"""
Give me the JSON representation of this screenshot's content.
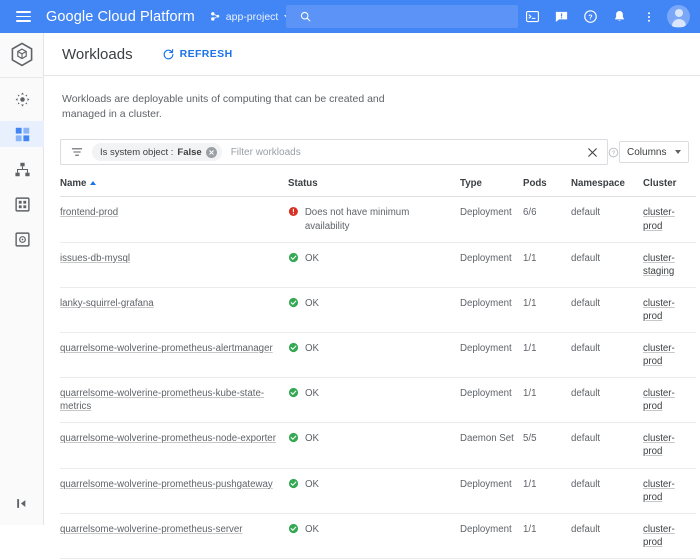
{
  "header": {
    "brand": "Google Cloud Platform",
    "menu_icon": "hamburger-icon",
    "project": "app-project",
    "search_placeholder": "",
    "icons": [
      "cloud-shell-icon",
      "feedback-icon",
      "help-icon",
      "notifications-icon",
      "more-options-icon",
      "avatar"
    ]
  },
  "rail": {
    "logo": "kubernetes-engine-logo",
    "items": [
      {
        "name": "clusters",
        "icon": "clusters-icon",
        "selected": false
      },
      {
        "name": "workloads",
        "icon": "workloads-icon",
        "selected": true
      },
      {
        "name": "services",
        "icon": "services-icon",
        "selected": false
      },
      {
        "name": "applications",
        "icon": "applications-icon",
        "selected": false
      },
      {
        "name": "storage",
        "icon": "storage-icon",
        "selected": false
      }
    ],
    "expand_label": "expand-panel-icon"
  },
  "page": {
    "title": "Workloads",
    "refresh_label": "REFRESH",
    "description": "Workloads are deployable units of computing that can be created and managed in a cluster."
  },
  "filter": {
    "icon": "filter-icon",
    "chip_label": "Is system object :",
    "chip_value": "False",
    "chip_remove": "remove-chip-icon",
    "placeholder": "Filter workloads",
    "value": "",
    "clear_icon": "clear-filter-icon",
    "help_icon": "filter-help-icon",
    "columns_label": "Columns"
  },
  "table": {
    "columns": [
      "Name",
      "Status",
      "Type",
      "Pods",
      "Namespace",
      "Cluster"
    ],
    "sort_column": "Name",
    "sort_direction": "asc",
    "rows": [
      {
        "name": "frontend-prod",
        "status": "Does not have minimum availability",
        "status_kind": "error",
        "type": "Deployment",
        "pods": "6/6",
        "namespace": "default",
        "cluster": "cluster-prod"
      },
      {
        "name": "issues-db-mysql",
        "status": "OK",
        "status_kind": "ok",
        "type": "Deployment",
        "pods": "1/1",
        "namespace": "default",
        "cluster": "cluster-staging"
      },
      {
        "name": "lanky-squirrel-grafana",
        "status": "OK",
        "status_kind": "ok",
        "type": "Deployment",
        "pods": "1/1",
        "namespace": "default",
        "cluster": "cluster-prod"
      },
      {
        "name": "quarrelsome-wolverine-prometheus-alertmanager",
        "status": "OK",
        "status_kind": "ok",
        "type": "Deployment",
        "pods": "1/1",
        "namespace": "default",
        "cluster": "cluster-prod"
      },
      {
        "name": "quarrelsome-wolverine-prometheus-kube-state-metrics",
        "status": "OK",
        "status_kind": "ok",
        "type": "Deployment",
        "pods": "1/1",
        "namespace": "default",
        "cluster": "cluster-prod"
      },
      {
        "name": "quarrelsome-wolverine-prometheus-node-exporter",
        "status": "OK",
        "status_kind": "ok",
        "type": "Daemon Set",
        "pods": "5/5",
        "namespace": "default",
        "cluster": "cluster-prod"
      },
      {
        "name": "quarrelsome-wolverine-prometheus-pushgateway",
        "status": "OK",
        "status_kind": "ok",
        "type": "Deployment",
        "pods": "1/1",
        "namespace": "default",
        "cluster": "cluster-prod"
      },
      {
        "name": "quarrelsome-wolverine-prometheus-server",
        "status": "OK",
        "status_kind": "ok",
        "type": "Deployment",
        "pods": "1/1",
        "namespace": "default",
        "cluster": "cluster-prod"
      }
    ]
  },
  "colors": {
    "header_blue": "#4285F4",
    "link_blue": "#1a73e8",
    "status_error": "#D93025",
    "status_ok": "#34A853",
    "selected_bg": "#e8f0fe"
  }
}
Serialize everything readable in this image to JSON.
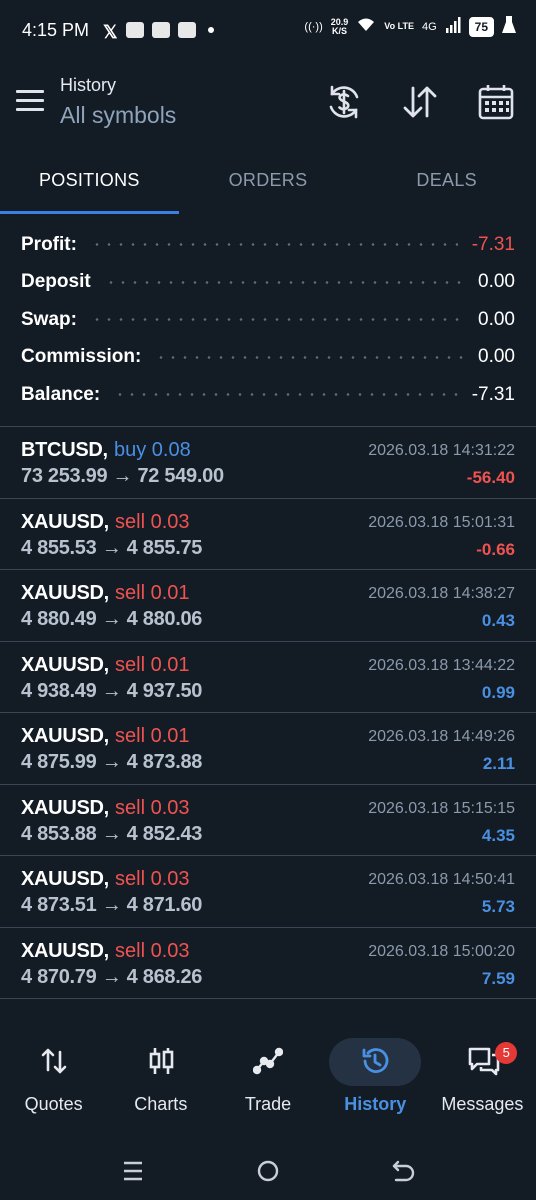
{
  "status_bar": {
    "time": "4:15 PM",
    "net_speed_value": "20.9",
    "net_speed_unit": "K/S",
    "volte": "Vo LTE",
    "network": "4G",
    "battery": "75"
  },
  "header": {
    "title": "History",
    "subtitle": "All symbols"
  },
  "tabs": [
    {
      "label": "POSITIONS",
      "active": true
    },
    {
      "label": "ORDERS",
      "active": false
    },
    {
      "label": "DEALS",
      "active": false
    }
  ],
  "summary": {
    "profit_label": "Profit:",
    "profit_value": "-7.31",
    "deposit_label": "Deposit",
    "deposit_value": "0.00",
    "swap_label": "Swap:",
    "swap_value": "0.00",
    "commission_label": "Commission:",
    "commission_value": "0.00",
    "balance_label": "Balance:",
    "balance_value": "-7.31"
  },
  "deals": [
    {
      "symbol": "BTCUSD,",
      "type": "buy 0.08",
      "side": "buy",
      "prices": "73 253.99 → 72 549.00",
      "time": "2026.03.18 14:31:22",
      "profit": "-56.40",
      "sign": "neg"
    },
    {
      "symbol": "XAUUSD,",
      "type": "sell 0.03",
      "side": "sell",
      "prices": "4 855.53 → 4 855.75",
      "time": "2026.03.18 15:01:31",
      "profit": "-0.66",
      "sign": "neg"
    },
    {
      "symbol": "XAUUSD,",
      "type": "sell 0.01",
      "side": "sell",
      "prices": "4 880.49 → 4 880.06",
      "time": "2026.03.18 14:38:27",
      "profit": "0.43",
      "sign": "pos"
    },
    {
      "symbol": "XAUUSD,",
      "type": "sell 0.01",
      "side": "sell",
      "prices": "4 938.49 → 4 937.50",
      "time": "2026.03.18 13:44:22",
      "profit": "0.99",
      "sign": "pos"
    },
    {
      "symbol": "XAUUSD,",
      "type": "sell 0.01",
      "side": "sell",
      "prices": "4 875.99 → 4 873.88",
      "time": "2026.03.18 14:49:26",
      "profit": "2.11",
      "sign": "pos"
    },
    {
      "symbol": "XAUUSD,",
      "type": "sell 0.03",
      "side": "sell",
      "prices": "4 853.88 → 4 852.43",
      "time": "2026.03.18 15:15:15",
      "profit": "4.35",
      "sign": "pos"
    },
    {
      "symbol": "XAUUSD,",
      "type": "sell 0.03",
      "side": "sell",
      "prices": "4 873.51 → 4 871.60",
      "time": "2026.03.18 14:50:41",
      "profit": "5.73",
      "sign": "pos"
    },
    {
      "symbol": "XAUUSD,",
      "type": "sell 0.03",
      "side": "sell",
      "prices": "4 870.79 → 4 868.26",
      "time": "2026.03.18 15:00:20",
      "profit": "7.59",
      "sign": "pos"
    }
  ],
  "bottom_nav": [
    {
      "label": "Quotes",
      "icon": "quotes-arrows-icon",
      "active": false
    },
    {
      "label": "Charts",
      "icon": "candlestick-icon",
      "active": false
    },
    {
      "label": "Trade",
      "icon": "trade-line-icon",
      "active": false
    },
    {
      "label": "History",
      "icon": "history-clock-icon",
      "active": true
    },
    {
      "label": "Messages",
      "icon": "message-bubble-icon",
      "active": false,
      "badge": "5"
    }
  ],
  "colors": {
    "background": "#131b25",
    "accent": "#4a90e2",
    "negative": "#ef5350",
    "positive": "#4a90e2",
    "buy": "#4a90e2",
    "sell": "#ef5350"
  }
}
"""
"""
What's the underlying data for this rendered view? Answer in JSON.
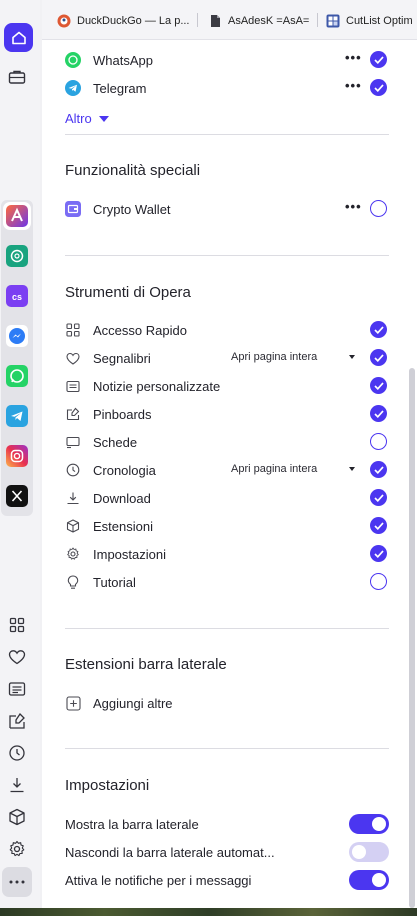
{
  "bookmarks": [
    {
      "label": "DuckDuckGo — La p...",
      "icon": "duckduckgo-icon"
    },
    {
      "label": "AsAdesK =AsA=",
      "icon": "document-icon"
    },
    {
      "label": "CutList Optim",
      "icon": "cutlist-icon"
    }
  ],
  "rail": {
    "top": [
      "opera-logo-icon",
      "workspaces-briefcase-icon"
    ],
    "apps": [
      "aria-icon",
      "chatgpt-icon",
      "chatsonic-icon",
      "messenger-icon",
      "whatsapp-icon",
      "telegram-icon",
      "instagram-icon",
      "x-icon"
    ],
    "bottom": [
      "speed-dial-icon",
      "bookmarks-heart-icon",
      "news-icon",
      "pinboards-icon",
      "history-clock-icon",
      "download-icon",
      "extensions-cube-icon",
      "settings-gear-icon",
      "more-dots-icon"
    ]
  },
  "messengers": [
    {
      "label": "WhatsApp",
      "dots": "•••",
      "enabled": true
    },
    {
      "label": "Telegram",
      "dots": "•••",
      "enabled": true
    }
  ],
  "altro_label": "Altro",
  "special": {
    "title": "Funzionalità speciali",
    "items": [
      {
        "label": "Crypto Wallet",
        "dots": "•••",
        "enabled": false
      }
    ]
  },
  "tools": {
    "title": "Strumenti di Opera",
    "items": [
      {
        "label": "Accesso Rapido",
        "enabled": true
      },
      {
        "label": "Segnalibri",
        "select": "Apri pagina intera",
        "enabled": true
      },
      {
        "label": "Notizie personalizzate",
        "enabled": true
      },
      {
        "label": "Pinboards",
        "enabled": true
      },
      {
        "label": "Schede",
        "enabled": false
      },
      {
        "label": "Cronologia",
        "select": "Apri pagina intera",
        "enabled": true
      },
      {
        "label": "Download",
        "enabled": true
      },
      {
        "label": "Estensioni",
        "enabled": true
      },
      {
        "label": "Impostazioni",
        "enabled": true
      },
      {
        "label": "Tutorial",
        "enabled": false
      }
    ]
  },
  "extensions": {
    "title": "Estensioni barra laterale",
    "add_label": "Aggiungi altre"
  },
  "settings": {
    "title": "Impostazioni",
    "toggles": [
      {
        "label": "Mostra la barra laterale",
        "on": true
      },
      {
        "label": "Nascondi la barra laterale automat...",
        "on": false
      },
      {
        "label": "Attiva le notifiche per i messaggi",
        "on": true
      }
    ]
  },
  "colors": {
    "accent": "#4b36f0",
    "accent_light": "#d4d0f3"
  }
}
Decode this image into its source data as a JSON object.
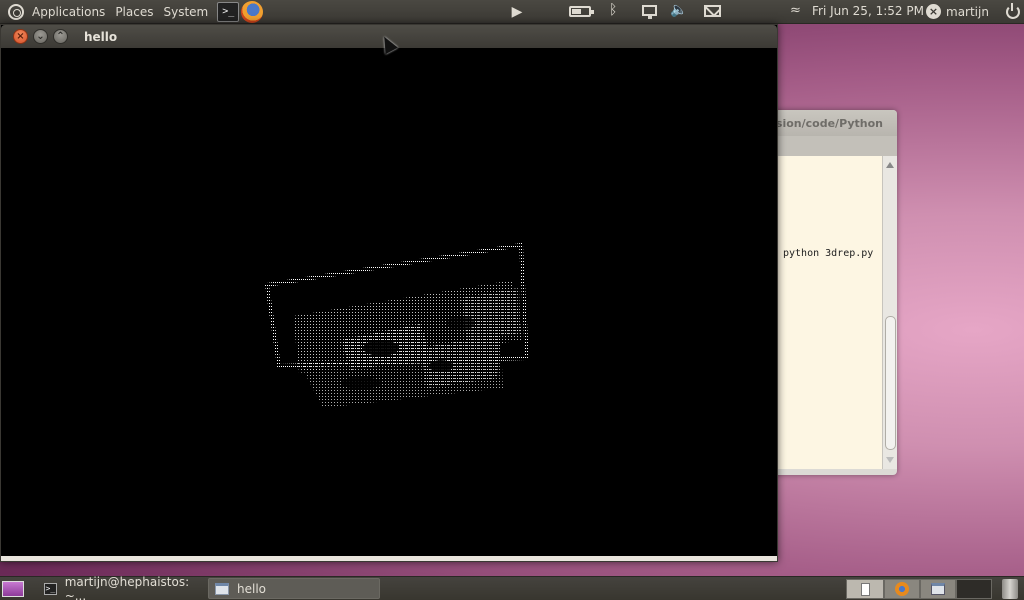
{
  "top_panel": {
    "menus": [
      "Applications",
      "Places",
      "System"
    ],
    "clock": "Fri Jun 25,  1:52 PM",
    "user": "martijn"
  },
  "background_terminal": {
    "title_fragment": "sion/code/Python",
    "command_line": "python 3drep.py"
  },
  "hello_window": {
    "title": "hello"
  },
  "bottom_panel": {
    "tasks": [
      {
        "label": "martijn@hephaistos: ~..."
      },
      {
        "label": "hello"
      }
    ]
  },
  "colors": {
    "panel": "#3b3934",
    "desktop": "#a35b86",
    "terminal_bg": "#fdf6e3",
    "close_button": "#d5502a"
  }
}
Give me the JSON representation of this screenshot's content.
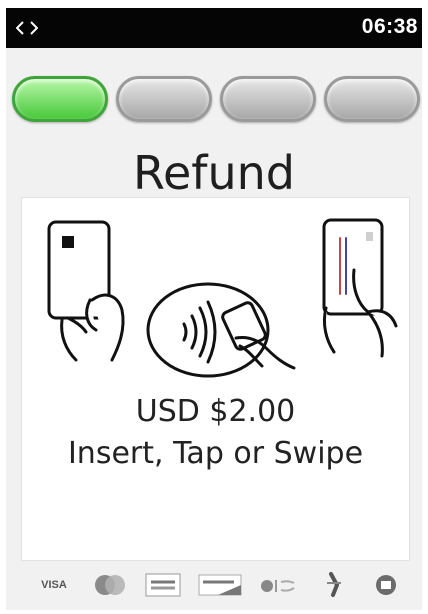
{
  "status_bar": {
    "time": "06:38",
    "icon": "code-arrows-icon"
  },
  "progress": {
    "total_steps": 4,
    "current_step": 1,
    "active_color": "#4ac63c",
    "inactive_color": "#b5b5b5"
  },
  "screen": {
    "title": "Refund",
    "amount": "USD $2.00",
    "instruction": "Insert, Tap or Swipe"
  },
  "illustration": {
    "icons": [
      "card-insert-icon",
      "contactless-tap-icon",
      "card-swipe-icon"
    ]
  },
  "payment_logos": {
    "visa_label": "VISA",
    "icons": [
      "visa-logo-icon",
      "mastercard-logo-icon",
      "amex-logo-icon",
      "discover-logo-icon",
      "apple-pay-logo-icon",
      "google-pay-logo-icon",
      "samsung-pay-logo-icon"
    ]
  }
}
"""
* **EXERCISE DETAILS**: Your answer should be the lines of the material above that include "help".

* **ANSWER SECTION**:
      "help-icon",
    "help_icon": "filter-help-icon",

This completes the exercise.